Document Type Expired Internet-Draft (individual)
Expired & archived
Authors Obi Akonjang , Anja Feldmann , Stefano Previdi , Dr. Bruce S. Davie , Damien Saucez
Last updated 2009-03-02
RFC stream (None)
Intended RFC status (None)
Stream Stream state (No stream defined)
Consensus boilerplate Unknown
RFC Editor Note (None)
IESG IESG state Expired
Telechat date (None)
Responsible AD (None)
Send notices to (None)

This Internet-Draft is no longer active. A copy of the expired Internet-Draft is available in these formats:


Several applications, such as peer-to-peer (P2P), content distribution and realtime services rely on selection mechanisms in order to select the peer or server from which to request the service. Examples of such services are: file sharing, media streaming and voice gateways. Application-layer selection algorithms do not typically take into account network-layer topology information; either that information is unavailable to them, or when such information is available (e.g., from BGP Looking Glass servers), it does not include sufficient information about the local topology in the neighbourhood of the application client(s). Therefore, most applications today make their selection decisions based on performance measurements (combined with some amount of random selection) and largely ignore network layer routing. It has been demonstrated that by keeping the traffic local (e.g., within the same Autonomous System) both infrastructure utilization and application performance may be improved. By enhancing selection algorithms through the use of accurate network-layer topology, applications may improve performance while network operators are also able to reduce the utilization of infrastructure resources by application traffic. At the same time, exchange of information between the application and the network should not be allowed to compromise confidentiality for either party. Detailed routing information owned by the service provider should not be made publicly available, while detailed information about the application should also not be made known to the service provider. This draft introduces a signaling protocol which we call "PROXIDOR". The PROXIDOR protocol is a request-response protocol in which a PROXIDOR Client (PxC) issues requests to and receives responses from a PROXIDOR Server (PxS). The questions of how a PxC discovers a PxS and how a PxS acquires network-layer topology information are beyond the scope of this document.

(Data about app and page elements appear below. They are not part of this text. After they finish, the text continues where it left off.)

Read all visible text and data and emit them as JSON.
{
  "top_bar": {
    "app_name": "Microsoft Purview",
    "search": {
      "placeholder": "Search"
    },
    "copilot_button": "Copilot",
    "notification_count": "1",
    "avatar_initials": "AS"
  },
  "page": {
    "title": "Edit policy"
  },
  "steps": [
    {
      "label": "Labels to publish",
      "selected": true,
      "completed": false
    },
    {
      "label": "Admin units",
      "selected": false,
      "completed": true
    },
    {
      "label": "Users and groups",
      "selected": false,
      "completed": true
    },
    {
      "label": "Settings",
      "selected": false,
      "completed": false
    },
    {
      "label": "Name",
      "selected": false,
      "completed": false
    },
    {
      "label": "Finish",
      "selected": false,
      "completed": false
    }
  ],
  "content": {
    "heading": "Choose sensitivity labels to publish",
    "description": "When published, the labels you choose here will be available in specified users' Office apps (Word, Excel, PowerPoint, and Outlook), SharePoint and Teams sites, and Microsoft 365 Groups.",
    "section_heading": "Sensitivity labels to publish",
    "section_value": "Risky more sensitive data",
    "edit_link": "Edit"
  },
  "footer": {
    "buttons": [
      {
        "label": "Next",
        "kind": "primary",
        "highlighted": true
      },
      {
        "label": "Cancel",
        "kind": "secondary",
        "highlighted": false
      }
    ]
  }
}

Obi Akonjang
Anja Feldmann
Stefano Previdi
Dr. Bruce S. Davie
Damien Saucez

(Note: The e-mail addresses provided for the authors of this Internet-Draft may no longer be valid.)